Poverty represents a deprivation of the basic right of individuals to fully participate in the social, economic, cultural and political life of their communities. It is often defined in absolute terms of low income (eg: less than US$2 a day) but, in reality, the consequences exist on a relative scale.
According to the United Nations Development Program, Portugal ranks 41 for human development and is considered to have very high development. Despite that, Portugal has one of the most unequal income distributions in Europe and poverty levels are high. These differences across the Portuguese population were accentuated by the recession, which caused a steep rise in unemployment and a decline in disposable incomes. In 2011, the austerity measures that were applied harmed severely those in need of public support, with a decreased spending on education and family support programs.
The at-risk-of-poverty rate is the share of people whose total household income (after social transfers, tax and other deductions) that is available for spending or saving is below the at-risk-of-poverty threshold, which is set at 60 % of the national median equivalised disposable income after social transfers. In 2016, Eurostat estimated the Portuguese at-risk-of-poverty rate to be 26,6% (estimate that is above the European average, established to be 23,7%). This rate revealed to be more accentuated on women, on households with children and on unemployed people, giving some insights on those who are representative of the groups at risk.

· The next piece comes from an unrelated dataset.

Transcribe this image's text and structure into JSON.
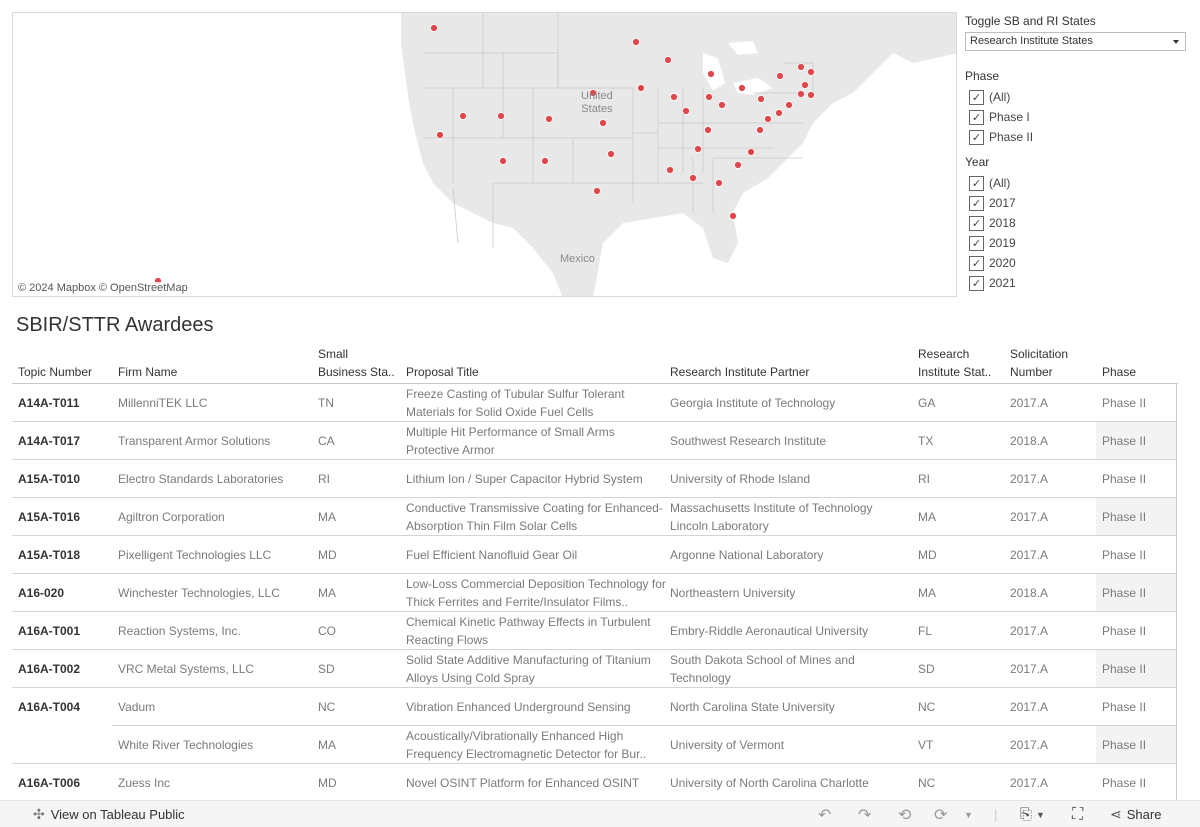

In 2009, the Portuguese Amnesty International, partnering with the European Anti-Poverty Network (EAPN) and the SOCIUS / ISEG – UTL Investigation Centre, conducted a study on the perceptions of the Portuguese about poverty and social exclusion in their home country. Comparing these results with those raised by EAPN in 2004, it was possible to verify that there was an increased perception of poverty in Portugal and low expectations regarding improvements in this topic. Not only that, the perceived vulnerable groups to poverty have changed: from disabled, chronic patients, large families and at-risk groups, including drug addicted and alcoholic people (in 2004) to young people looking for their first job, employees with low wages and workers with precarious conditions (in 2009). After analysing these results, the same study has concluded that the perceived causes of poverty are being jumbled with its consequences, being the focus on job-related issues too much skewed.
Keeping in mind the conclusions of the study in what concerns the perceived association between employment and poverty, and knowing that the unemployment rate raised from 9,4%, in 2009 to 11,1% in 2016, how can one forecast Portuguese perceptions on poverty today?
According to INE, in 2016, the unemployment rate affected mainly those under 25 years and those with low educational levels, with a more similar distribution in what concerns gender differences. Assuming that the Portuguese population still consider unemployment as one of the main causes of povert, that would mean that the perception on poor groups would be associated with young people with low educational levels. However, what happens most of the times is that these youngers stay in their parents’ house, not being responsible, not to say able, to afford their living costs. A study from Eurostat shows that the Portuguese young people leave their parents ‘house, on average, with 29 years old (the highest value in the European Union). Following the mentioned assumptions, this means that the economic pressure is put over the parents, being these the ones part of the new at-risk groups.
To create awareness to this new type of poverty, it is important that the Media include this population when referring to poverty situations. Currently, the Media reinforces poverty with images showing homeless people and other extreme and miserable forms of living.
Not trying to say that these “more typical” forms of poverty are not representative and important, I believe that the Portuguese should have a wider scope on how is poverty affecting our country, creating new at-risk groups that should not be forgotten when putting politics in place. Combating poverty implies the participation of poor people to fight for their dignity, interests and aspirations. Only in a joint and personalized work there is the possibility of improving people´s self-esteem and strengthening their capacity to build a life project. For that to happen, it is also key to review social benefits (such as RSI: Rendimento Social de Inserção), evaluating the access criteria and monetary transfers values, ensuring the basic needs are satisfied.